START Material provided

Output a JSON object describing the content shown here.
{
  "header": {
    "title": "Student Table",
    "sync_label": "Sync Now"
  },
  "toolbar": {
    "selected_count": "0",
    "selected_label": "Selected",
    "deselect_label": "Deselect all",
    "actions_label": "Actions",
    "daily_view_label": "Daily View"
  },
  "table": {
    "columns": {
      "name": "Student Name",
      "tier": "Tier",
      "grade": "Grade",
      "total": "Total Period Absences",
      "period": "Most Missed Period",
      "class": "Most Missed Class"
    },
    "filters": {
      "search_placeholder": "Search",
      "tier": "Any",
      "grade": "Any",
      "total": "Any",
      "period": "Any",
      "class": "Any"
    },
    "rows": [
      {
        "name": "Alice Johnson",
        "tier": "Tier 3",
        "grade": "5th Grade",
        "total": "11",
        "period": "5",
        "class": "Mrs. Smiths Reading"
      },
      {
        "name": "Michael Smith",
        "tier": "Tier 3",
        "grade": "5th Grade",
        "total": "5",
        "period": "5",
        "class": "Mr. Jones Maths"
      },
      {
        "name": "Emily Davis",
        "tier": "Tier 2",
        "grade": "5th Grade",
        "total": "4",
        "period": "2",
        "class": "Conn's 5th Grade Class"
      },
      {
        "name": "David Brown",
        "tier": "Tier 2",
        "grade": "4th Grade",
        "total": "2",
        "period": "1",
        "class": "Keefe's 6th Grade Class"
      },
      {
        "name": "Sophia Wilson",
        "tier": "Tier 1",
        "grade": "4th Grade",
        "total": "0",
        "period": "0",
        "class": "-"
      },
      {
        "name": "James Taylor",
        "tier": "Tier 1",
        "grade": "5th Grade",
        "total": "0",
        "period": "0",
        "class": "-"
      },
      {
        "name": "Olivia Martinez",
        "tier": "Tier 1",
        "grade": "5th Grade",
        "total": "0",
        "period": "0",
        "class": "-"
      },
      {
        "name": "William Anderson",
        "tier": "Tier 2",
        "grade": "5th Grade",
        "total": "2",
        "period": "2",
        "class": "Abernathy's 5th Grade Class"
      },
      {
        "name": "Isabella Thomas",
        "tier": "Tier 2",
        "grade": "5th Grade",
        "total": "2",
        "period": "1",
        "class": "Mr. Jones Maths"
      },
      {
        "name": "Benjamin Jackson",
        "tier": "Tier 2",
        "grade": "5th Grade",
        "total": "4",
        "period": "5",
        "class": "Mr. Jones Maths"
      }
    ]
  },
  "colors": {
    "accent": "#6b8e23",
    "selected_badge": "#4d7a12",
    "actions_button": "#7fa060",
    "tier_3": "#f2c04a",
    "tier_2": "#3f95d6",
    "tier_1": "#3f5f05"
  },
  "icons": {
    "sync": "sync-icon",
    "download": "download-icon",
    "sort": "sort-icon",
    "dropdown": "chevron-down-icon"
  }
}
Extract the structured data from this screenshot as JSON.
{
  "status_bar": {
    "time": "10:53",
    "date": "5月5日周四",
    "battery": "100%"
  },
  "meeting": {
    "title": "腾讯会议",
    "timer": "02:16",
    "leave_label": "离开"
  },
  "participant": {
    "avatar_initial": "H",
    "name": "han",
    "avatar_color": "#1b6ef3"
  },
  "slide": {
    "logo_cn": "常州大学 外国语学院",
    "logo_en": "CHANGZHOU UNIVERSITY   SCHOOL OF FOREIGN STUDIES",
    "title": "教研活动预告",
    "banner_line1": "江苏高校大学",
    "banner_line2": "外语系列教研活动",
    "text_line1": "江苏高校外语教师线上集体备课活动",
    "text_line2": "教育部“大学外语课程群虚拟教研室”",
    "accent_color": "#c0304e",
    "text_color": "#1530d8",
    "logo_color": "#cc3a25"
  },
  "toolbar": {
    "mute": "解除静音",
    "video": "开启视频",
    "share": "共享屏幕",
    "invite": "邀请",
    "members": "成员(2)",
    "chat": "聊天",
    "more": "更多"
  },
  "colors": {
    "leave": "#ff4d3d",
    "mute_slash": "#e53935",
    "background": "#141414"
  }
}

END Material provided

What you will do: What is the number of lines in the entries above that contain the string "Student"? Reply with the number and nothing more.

Solution to the problem: 2